On June 4, the Pagosa Springs Town Council accepted a Geothermal Utility Revitalization Project Grant from the Colorado Energy Office (CEO). 

 The funding will go toward replacing “key system components that have received minimal preventative maintenance or have reached and exceeded their useful life since the installation of the system in the 1980’s,” according to an agenda document on the matter. 

Public Works Director Karl Johnson explained that the town did not receive the full amount that it had requested for the project. 

In a letter to Johnson, the CEO states that it “received 40 applications, requesting over $13 million for our initial round offering of $5 million.

“As the geothermal energy market emerges across Colorado, we sought to accommodate as many projects as possible and were able to provide a large percentage of projects some level of award by increasing our funding round to approximately $7.7 million.

“This approach is the primary reason why your project received partial funding.”

The town’s award amount is for $140,390 and requires that the town match that amount, which would bring the total project budget to $280,780. 

This would “allow for the replacement of the heat exchanger, pumps, instrumentation, and general facility improvements,” the document states.

Completion of the project would help to fulfill a major goal of the council to “ensure a well-functioning, updated geothermal heating utility that is financially solvent and a source of community pride,” the document states. 

“We asked for enough funding to replace some of the aging equipment in the [geothermal utility] building,” Johnson said. 

He added that, with town’s match, “we would have enough to replace the heat exchanger and the pumps that are continually being rebuilt year after year and then some of the instrumentation.” 

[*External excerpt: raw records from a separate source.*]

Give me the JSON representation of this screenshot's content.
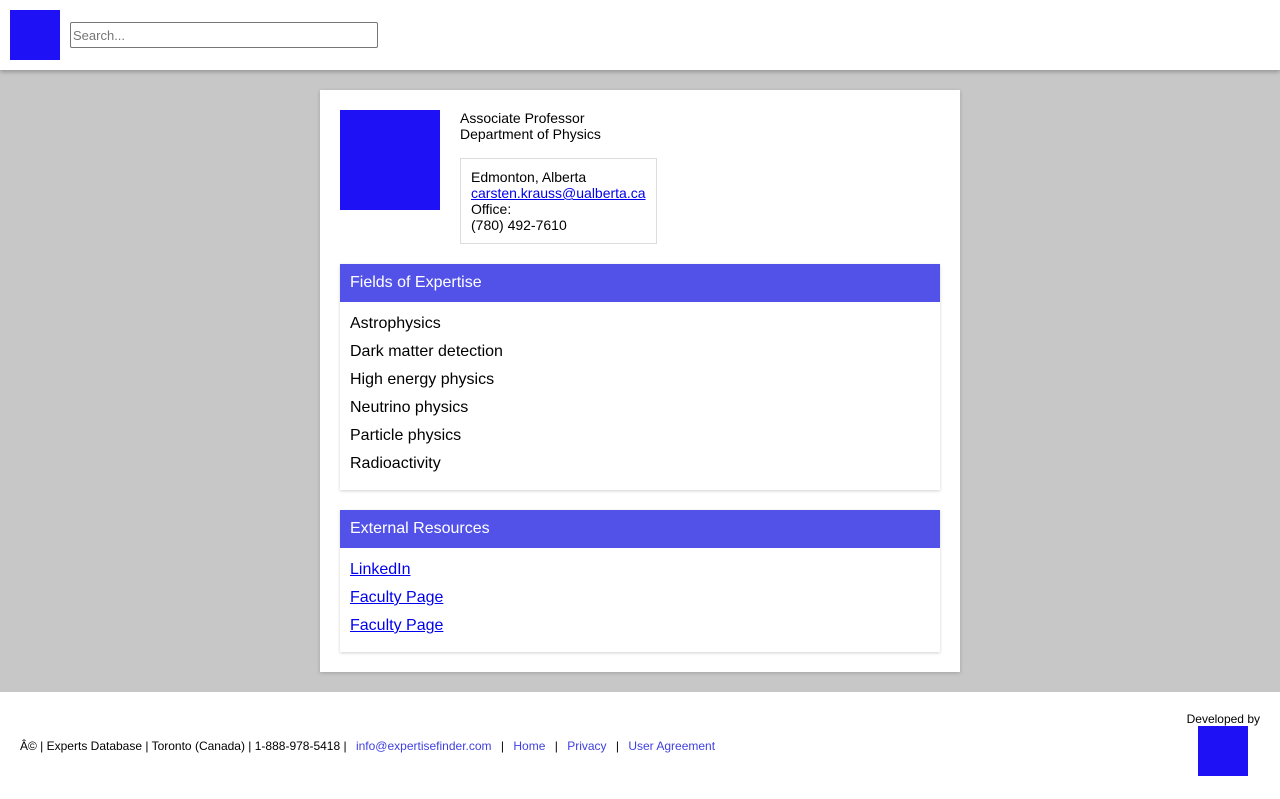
{
  "header": {
    "logo_icon": "logo-icon",
    "search_placeholder": "Search..."
  },
  "profile": {
    "photo_icon": "profile-photo",
    "position": "Associate Professor",
    "department": "Department of Physics",
    "location": "Edmonton, Alberta",
    "email": "carsten.krauss@ualberta.ca",
    "office_label": "Office:",
    "phone": "(780) 492-7610"
  },
  "expertise": {
    "heading": "Fields of Expertise",
    "items": [
      "Astrophysics",
      "Dark matter detection",
      "High energy physics",
      "Neutrino physics",
      "Particle physics",
      "Radioactivity"
    ]
  },
  "resources": {
    "heading": "External Resources",
    "links": [
      "LinkedIn",
      "Faculty Page",
      "Faculty Page"
    ]
  },
  "footer": {
    "copyright": "Â© | Experts Database | Toronto (Canada) | 1-888-978-5418 |",
    "email": "info@expertisefinder.com",
    "home": "Home",
    "privacy": "Privacy",
    "agreement": "User Agreement",
    "separator": "|",
    "developed_by": "Developed by"
  },
  "colors": {
    "accent": "#5252e8",
    "logo": "#1f11f6",
    "background": "#c7c7c7"
  }
}
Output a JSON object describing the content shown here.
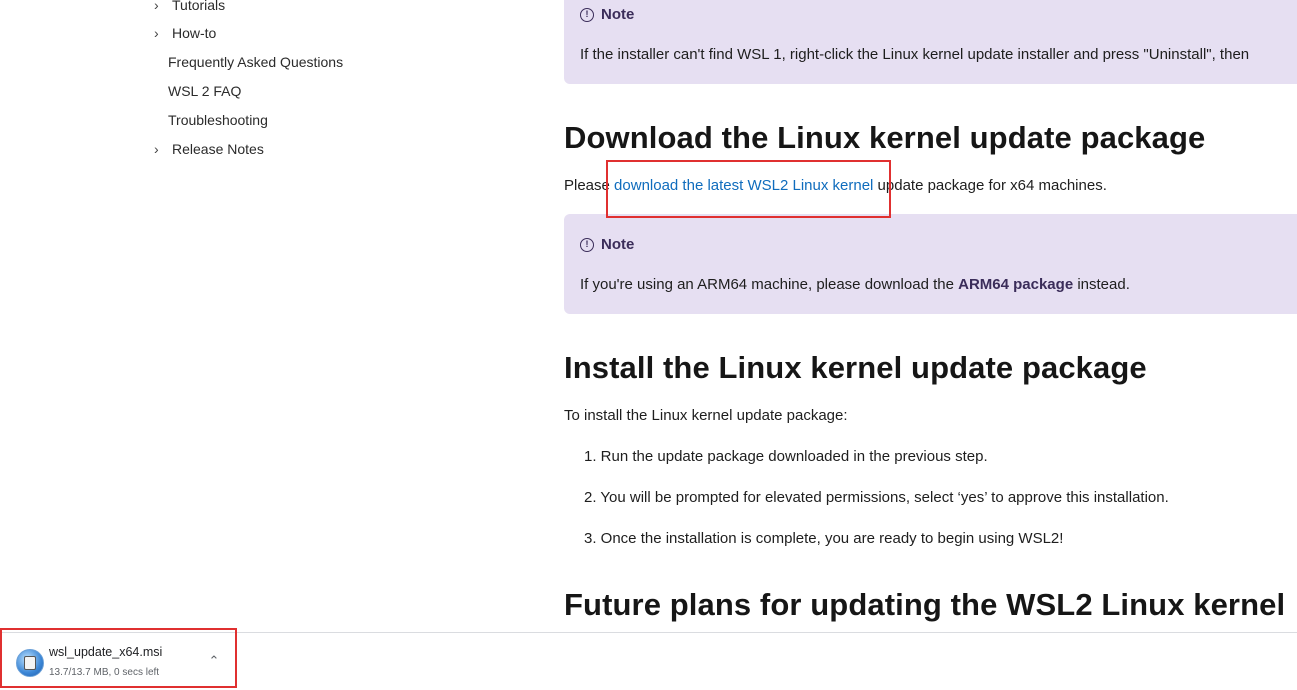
{
  "sidebar": {
    "items": [
      {
        "label": "Tutorials",
        "expandable": true
      },
      {
        "label": "How-to",
        "expandable": true
      },
      {
        "label": "Frequently Asked Questions",
        "expandable": false
      },
      {
        "label": "WSL 2 FAQ",
        "expandable": false
      },
      {
        "label": "Troubleshooting",
        "expandable": false
      },
      {
        "label": "Release Notes",
        "expandable": true
      }
    ]
  },
  "notes": [
    {
      "title": "Note",
      "text": "If the installer can't find WSL 1, right-click the Linux kernel update installer and press \"Uninstall\", then"
    },
    {
      "title": "Note",
      "text_before": "If you're using an ARM64 machine, please download the ",
      "bold": "ARM64 package",
      "text_after": " instead."
    }
  ],
  "sections": {
    "download": {
      "heading": "Download the Linux kernel update package",
      "para_before": "Please ",
      "link": "download the latest WSL2 Linux kernel",
      "para_after": " update package for x64 machines."
    },
    "install": {
      "heading": "Install the Linux kernel update package",
      "intro": "To install the Linux kernel update package:",
      "steps": [
        "1. Run the update package downloaded in the previous step.",
        "2. You will be prompted for elevated permissions, select ‘yes’ to approve this installation.",
        "3. Once the installation is complete, you are ready to begin using WSL2!"
      ]
    },
    "future": {
      "heading": "Future plans for updating the WSL2 Linux kernel"
    }
  },
  "download_bar": {
    "filename": "wsl_update_x64.msi",
    "status": "13.7/13.7 MB, 0 secs left"
  },
  "colors": {
    "note_bg": "#e6dff2",
    "link": "#0f6cbd",
    "highlight": "#e03030"
  },
  "icons": {
    "chevron": "›",
    "info": "!",
    "expand_up": "^"
  }
}
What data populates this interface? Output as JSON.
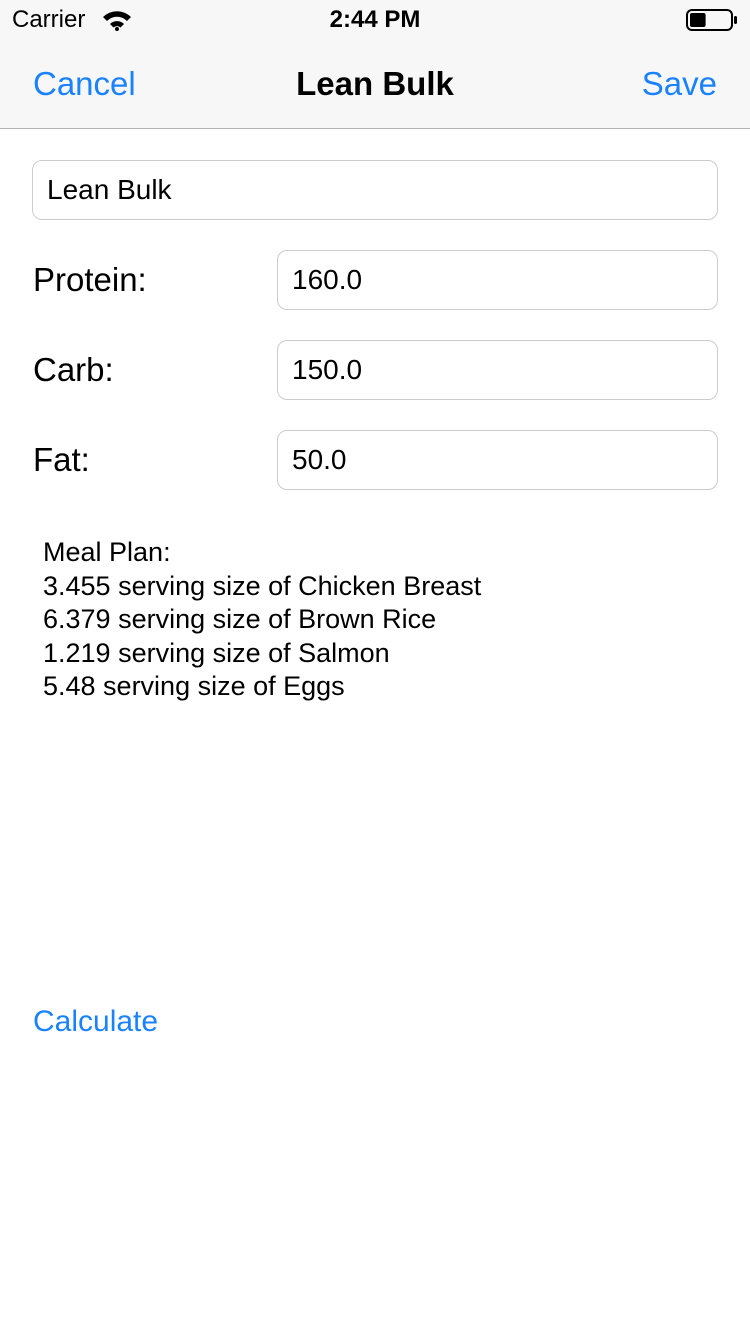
{
  "status_bar": {
    "carrier": "Carrier",
    "time": "2:44 PM",
    "battery_level": 0.4
  },
  "nav": {
    "cancel_label": "Cancel",
    "title": "Lean Bulk",
    "save_label": "Save",
    "accent_color": "#1a82ff"
  },
  "form": {
    "name_value": "Lean Bulk",
    "protein_label": "Protein:",
    "protein_value": "160.0",
    "carb_label": "Carb:",
    "carb_value": "150.0",
    "fat_label": "Fat:",
    "fat_value": "50.0"
  },
  "meal_plan": {
    "heading": "Meal Plan:",
    "items": [
      "3.455 serving size of Chicken Breast",
      "6.379 serving size of Brown Rice",
      "1.219 serving size of Salmon",
      "5.48 serving size of Eggs"
    ]
  },
  "calculate_label": "Calculate"
}
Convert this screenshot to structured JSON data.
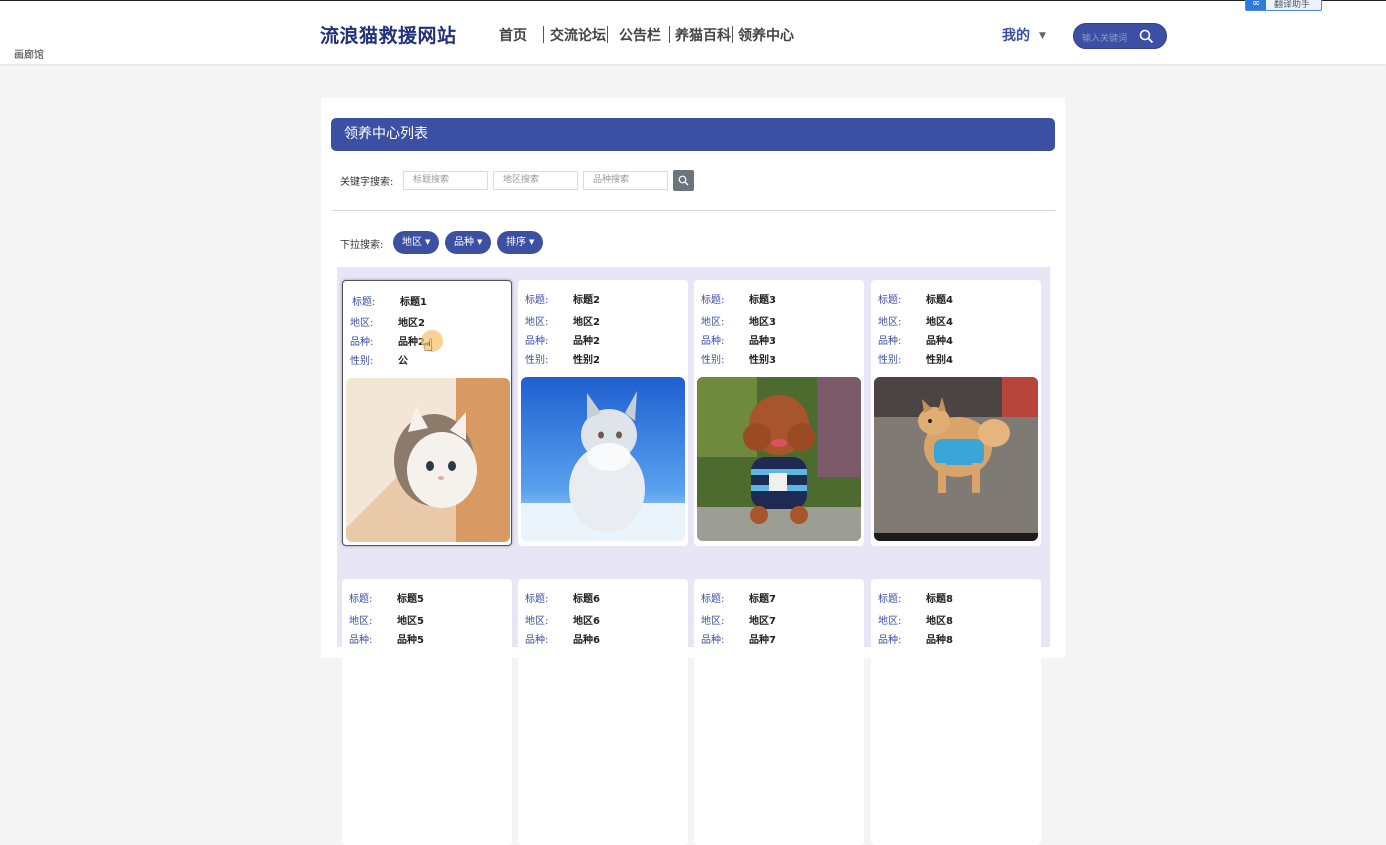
{
  "header": {
    "tiny_left": "画廊馆",
    "brand": "流浪猫救援网站",
    "nav": [
      {
        "label": "首页"
      },
      {
        "label": "交流论坛"
      },
      {
        "label": "公告栏"
      },
      {
        "label": "养猫百科"
      },
      {
        "label": "领养中心"
      }
    ],
    "user_menu": "我的",
    "search_placeholder": "输入关键词",
    "corner_badge_text": "翻译助手"
  },
  "main": {
    "title": "领养中心列表",
    "keyword_label": "关键字搜索:",
    "inputs": [
      {
        "placeholder": "标题搜索"
      },
      {
        "placeholder": "地区搜索"
      },
      {
        "placeholder": "品种搜索"
      }
    ],
    "dropdown_label": "下拉搜索:",
    "dropdowns": [
      {
        "label": "地区"
      },
      {
        "label": "品种"
      },
      {
        "label": "排序"
      }
    ],
    "field_labels": {
      "title": "标题:",
      "region": "地区:",
      "breed": "品种:",
      "gender": "性别:"
    },
    "cards": [
      {
        "title": "标题1",
        "region": "地区2",
        "breed": "品种2",
        "gender": "公",
        "photo": "white-kitten-photo"
      },
      {
        "title": "标题2",
        "region": "地区2",
        "breed": "品种2",
        "gender": "性别2",
        "photo": "fluffy-cat-photo"
      },
      {
        "title": "标题3",
        "region": "地区3",
        "breed": "品种3",
        "gender": "性别3",
        "photo": "poodle-photo"
      },
      {
        "title": "标题4",
        "region": "地区4",
        "breed": "品种4",
        "gender": "性别4",
        "photo": "pomeranian-photo"
      },
      {
        "title": "标题5",
        "region": "地区5",
        "breed": "品种5"
      },
      {
        "title": "标题6",
        "region": "地区6",
        "breed": "品种6"
      },
      {
        "title": "标题7",
        "region": "地区7",
        "breed": "品种7"
      },
      {
        "title": "标题8",
        "region": "地区8",
        "breed": "品种8"
      }
    ]
  },
  "colors": {
    "primary": "#3b4fa3",
    "brand": "#23307a",
    "grid_bg": "#e8e6f6",
    "page_bg": "#f4f4f5"
  }
}
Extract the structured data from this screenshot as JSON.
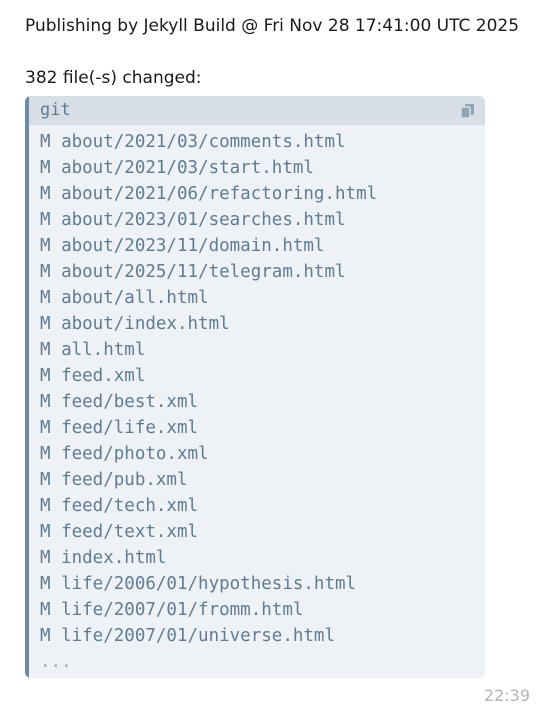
{
  "message": {
    "header": "Publishing by Jekyll Build @ Fri Nov 28 17:41:00 UTC 2025",
    "summary": "382 file(-s) changed:",
    "code_block": {
      "language": "git",
      "copy_icon": "copy-icon",
      "lines": [
        "M about/2021/03/comments.html",
        "M about/2021/03/start.html",
        "M about/2021/06/refactoring.html",
        "M about/2023/01/searches.html",
        "M about/2023/11/domain.html",
        "M about/2025/11/telegram.html",
        "M about/all.html",
        "M about/index.html",
        "M all.html",
        "M feed.xml",
        "M feed/best.xml",
        "M feed/life.xml",
        "M feed/photo.xml",
        "M feed/pub.xml",
        "M feed/tech.xml",
        "M feed/text.xml",
        "M index.html",
        "M life/2006/01/hypothesis.html",
        "M life/2007/01/fromm.html",
        "M life/2007/01/universe.html"
      ],
      "truncation": "..."
    },
    "time": "22:39"
  },
  "colors": {
    "code_background": "#eef1f5",
    "code_header": "#d7dee5",
    "accent": "#6b8aa3",
    "code_text": "#5f7c93",
    "timestamp": "#b0b5ba"
  }
}
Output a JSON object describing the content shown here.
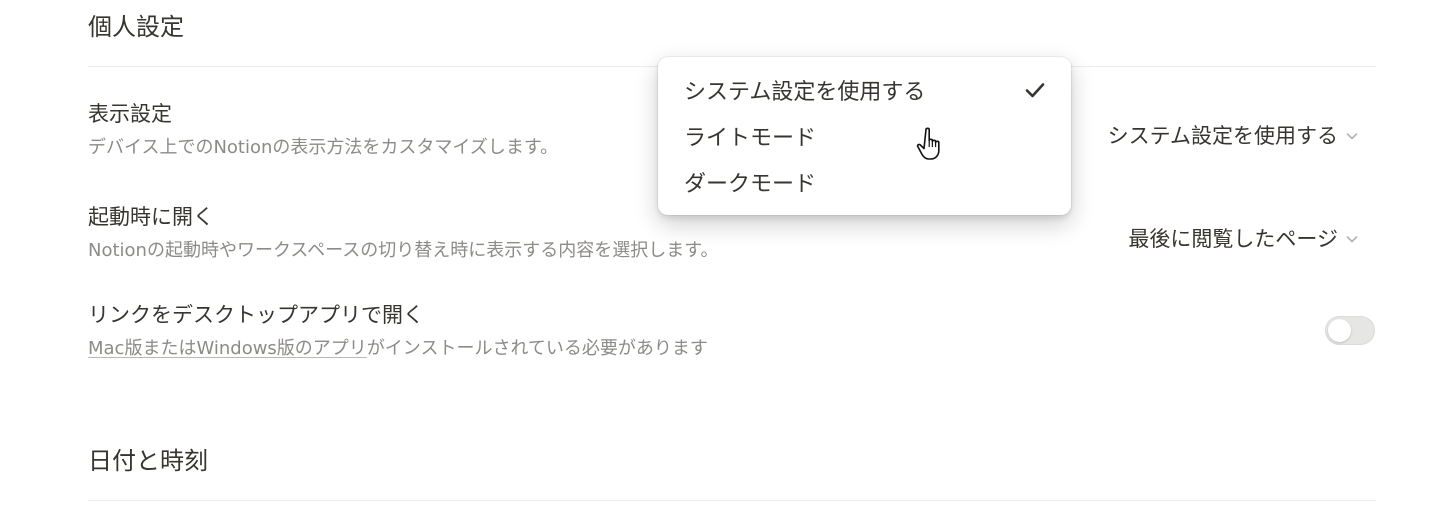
{
  "personal": {
    "title": "個人設定"
  },
  "appearance": {
    "label": "表示設定",
    "description": "デバイス上でのNotionの表示方法をカスタマイズします。",
    "selected": "システム設定を使用する",
    "menu": {
      "options": [
        "システム設定を使用する",
        "ライトモード",
        "ダークモード"
      ],
      "checked_index": 0
    }
  },
  "startup": {
    "label": "起動時に開く",
    "description": "Notionの起動時やワークスペースの切り替え時に表示する内容を選択します。",
    "selected": "最後に閲覧したページ"
  },
  "desktop_links": {
    "label": "リンクをデスクトップアプリで開く",
    "description_link": "Mac版またはWindows版のアプリ",
    "description_rest": "がインストールされている必要があります",
    "enabled": false
  },
  "datetime": {
    "title": "日付と時刻"
  },
  "icons": {
    "chevron": "chevron-down-icon",
    "check": "check-icon",
    "cursor": "hand-pointer-cursor"
  }
}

He explained that he was coming before the council to ask for acceptance of “this grant from the state energy office with the matching funds.” 

He explained that, “unfortunately,” the town would need to take the match funding out of the town’s general fund, because the town’s geothermal fund “currently does not have that balance to cover it in its reserves.” 

Council member Gary Williams commented that the grant “offered a tremendous opportunity for education” and to advertise the town “for being environmentally sensitive and using the natural resources in a way that’s beneficial to everyone.”

Williams suggested the idea of the town turning the geothermal building into an education center “with windows and arrows and pictures of how it actually works.”

He asked Johnson if he had “any ideas on how we could do that or how we could move forward with that?”

Johnson noted that, with the funding, the town could look at creating some “windows of opportunity to look in and create that educational piece.” 

He added that it may be easier to get funding from the CEO in the future if the town adds that educational feature to the building. 

Mayor Shari Pierce stated that she would bring this up to the Main Street Advisory Board as a “potential project to make that a little more tourist informational friendly.” 

She asked Johnson if he’d be willing to work with the Main Street program board to see if it has any opportunities for grants that could help with the educational piece. 

He replied, “absolutely,” adding that the building could also be opened up as a “canvas” for the public art program, incorporating it into “part of the educational piece as well.”

He suggested that before adding windows to the building, the interior would need to be cleaned up a little bit. 

When a motion was made to accept the grant, it was seconded and carried unanimously by the council. 

In a May 24 announcement of the $7.7 million in grant awards from Colorado Gov. Jared Polis’s office, it states that “Geothermal Energy will reduce emissions, save money, promote energy independence, and create good-paying job opportunities in Colorado communities.”